#### [Entries taken from a collection]
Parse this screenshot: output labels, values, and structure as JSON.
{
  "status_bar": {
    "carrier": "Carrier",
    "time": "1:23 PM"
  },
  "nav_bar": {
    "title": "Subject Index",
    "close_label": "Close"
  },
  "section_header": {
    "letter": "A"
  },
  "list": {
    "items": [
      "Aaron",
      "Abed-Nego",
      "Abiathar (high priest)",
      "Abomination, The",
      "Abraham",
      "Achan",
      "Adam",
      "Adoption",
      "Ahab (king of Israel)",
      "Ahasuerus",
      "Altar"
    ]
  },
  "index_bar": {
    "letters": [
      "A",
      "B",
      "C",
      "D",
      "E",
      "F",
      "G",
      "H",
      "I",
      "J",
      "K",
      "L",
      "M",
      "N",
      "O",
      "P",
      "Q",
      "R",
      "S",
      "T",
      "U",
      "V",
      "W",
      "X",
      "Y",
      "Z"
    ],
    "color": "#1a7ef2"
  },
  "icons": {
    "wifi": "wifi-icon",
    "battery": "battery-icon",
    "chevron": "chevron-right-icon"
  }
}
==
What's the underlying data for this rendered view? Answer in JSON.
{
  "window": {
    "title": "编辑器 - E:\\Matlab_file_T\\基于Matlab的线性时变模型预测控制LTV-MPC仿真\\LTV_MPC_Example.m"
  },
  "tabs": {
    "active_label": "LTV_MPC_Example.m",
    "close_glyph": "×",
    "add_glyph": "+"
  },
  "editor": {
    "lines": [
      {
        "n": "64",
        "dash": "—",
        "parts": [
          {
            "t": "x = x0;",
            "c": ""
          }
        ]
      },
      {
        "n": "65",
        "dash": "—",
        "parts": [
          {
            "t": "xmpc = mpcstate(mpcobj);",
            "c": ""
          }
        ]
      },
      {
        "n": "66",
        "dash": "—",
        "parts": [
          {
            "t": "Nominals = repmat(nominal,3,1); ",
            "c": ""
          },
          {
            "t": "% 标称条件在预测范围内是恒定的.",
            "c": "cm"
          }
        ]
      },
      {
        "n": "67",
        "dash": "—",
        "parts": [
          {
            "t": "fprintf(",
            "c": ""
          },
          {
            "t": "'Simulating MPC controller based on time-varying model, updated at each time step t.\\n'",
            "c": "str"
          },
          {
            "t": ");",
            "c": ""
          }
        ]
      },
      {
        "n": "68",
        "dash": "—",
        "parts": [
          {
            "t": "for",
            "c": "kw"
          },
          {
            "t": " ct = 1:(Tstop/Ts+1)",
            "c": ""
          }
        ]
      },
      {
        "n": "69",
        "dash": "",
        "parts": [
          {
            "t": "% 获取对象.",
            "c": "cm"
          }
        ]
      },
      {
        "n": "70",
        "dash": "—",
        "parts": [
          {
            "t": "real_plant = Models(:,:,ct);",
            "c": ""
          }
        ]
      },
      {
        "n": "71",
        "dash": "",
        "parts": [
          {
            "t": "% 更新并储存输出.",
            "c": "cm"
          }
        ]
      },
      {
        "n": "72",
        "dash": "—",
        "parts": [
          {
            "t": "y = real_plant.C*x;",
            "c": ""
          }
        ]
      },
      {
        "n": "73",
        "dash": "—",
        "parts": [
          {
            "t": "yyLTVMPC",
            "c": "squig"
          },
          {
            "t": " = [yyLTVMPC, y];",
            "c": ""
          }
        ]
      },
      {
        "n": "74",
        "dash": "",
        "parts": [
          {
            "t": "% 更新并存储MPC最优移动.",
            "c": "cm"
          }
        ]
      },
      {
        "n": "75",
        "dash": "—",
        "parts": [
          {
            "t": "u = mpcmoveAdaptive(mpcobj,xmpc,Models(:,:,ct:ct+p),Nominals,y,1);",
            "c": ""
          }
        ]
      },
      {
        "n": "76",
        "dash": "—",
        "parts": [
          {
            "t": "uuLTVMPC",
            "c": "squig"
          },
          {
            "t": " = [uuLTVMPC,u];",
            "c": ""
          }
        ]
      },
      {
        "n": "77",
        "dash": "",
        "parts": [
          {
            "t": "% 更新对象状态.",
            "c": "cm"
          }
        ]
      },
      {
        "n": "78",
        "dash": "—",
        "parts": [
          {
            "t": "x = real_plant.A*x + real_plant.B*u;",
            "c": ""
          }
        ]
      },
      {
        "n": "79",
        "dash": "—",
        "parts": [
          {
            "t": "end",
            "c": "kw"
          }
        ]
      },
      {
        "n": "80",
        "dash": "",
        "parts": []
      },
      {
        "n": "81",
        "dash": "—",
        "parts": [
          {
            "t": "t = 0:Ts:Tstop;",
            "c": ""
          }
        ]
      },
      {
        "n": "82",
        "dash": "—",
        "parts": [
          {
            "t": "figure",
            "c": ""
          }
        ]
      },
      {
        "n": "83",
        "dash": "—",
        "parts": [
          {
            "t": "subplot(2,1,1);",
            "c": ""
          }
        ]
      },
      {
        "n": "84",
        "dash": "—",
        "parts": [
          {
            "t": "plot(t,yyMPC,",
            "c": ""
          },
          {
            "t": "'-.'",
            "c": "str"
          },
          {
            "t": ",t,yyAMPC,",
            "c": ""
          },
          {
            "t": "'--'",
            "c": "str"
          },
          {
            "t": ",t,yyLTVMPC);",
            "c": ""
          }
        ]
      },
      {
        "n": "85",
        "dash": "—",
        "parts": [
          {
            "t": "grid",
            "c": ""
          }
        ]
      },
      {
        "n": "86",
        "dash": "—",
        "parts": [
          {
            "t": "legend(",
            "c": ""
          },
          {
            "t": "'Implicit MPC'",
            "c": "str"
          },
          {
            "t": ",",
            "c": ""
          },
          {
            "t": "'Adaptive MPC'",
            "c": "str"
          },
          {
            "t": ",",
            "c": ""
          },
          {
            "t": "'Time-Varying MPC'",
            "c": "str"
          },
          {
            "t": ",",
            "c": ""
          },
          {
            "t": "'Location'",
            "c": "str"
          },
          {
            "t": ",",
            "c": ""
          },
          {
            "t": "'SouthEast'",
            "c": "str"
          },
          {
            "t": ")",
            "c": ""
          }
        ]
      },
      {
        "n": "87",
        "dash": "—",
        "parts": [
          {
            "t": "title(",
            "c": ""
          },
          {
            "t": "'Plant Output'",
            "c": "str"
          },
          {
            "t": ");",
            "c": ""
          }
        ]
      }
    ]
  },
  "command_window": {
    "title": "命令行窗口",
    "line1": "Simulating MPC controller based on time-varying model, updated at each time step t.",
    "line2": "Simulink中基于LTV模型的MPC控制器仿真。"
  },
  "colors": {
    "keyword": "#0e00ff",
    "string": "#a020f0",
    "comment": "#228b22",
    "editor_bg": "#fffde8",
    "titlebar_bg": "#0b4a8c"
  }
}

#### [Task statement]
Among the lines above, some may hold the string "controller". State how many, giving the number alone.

#### [Result of the task]
2